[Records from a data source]

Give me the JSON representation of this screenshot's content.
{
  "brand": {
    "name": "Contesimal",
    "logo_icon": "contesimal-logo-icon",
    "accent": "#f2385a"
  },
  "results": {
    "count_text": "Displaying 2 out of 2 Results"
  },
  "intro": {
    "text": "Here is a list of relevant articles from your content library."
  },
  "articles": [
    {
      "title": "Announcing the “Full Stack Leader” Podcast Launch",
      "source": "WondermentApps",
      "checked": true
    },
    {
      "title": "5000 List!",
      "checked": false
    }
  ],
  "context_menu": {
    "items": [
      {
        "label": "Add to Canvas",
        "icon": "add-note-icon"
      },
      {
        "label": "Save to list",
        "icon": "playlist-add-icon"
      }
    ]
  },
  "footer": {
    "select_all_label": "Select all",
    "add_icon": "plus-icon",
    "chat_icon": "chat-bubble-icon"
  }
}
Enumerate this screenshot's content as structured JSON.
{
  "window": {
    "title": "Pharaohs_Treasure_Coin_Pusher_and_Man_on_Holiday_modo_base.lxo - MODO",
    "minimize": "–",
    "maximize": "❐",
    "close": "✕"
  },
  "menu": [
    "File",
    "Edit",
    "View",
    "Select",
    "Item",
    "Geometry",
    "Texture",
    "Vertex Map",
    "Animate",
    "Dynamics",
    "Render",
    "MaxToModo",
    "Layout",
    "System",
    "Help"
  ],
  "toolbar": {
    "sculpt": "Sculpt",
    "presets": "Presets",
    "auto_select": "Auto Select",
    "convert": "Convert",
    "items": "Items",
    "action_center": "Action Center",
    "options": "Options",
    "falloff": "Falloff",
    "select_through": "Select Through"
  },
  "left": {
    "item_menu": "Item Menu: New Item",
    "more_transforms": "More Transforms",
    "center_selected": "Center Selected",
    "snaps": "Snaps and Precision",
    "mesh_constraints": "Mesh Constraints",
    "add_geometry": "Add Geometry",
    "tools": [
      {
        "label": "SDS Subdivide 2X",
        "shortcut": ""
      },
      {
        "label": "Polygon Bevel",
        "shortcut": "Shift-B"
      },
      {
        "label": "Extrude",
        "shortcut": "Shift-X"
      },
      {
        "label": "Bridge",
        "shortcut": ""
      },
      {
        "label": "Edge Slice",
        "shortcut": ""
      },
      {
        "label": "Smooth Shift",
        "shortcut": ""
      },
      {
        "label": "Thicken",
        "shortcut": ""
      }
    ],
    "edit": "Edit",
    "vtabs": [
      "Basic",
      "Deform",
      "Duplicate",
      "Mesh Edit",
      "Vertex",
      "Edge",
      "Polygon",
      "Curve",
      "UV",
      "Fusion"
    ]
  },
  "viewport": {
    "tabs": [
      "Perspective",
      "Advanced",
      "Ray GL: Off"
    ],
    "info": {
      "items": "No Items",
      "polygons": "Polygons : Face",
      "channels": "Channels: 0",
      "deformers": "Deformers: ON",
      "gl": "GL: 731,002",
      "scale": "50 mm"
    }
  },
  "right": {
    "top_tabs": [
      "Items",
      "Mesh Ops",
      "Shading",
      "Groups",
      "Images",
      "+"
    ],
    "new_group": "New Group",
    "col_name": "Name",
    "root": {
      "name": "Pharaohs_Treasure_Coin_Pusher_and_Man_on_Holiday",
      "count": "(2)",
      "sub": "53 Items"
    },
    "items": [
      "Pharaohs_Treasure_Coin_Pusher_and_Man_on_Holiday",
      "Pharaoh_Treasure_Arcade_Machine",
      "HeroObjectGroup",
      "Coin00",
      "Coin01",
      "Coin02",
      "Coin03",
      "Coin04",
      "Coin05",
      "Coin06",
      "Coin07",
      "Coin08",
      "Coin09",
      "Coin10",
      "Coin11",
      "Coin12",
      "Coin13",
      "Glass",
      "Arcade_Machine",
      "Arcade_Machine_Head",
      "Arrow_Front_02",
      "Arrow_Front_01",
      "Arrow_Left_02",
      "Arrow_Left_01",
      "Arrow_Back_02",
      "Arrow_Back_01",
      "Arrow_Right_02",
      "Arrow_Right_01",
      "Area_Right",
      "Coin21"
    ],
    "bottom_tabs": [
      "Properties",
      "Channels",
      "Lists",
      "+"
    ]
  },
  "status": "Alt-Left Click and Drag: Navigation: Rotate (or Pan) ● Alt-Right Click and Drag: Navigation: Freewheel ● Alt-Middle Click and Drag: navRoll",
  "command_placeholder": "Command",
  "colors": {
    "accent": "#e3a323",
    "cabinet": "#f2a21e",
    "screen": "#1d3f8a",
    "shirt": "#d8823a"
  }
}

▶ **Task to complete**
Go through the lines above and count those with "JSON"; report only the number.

▶ **Task result**
2